## What this task involves
The answer must consist of every line from the entries that holds the word "share".

## Exercise input
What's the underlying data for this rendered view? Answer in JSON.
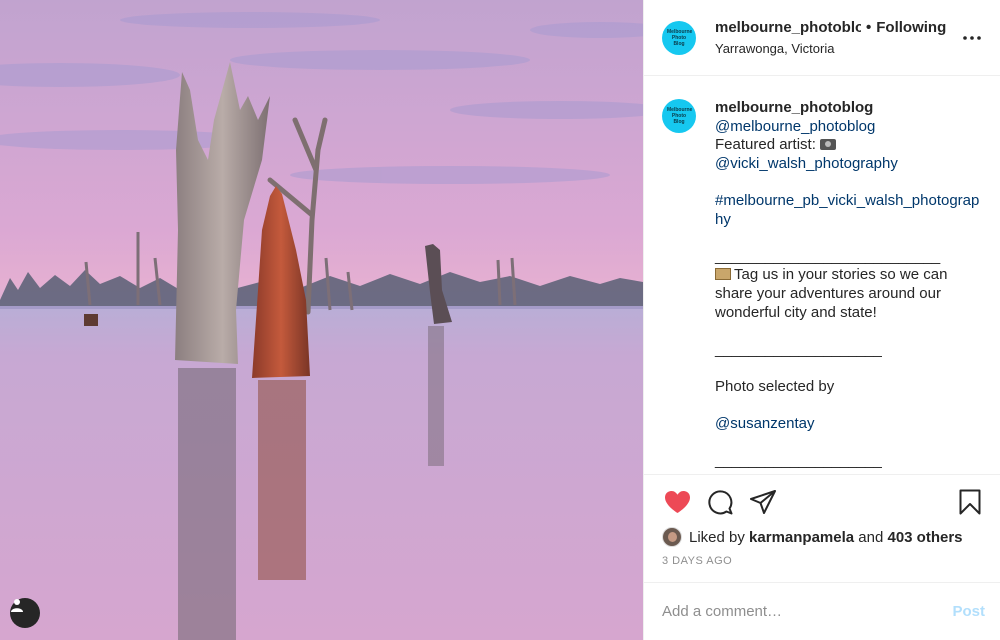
{
  "post": {
    "username": "melbourne_photoblog",
    "separator": "•",
    "follow_label": "Following",
    "location": "Yarrawonga, Victoria",
    "avatar_text": "Melbourne Photo Blog"
  },
  "caption": {
    "username": "melbourne_photoblog",
    "mention_1": "@melbourne_photoblog",
    "featured_label": "Featured artist:",
    "artist_mention": "@vicki_walsh_photography",
    "hashtag": "#melbourne_pb_vicki_walsh_photography",
    "divider_1": "___________________________",
    "tag_text": "Tag us in your stories so we can share your adventures around our wonderful city and state!",
    "divider_2": "____________________",
    "selected_by": "Photo selected by",
    "selector_mention": "@susanzentay",
    "divider_3": "____________________",
    "ellipsis": "...."
  },
  "likes": {
    "prefix": "Liked by",
    "user": "karmanpamela",
    "conjunction": "and",
    "others": "403 others"
  },
  "timestamp": "3 DAYS AGO",
  "comment": {
    "placeholder": "Add a comment…",
    "post_label": "Post"
  },
  "icons": {
    "like": "heart-icon",
    "comment": "comment-icon",
    "share": "share-icon",
    "save": "bookmark-icon",
    "more": "more-icon",
    "user_tag": "user-icon"
  },
  "colors": {
    "like_red": "#ed4956",
    "link_blue": "#00376b",
    "post_disabled": "#b2dffc",
    "avatar_cyan": "#16c8f0"
  }
}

## Worked solution
    "tag_text": "Tag us in your stories so we can share your adventures around our wonderful city and state!",
    "share": "share-icon",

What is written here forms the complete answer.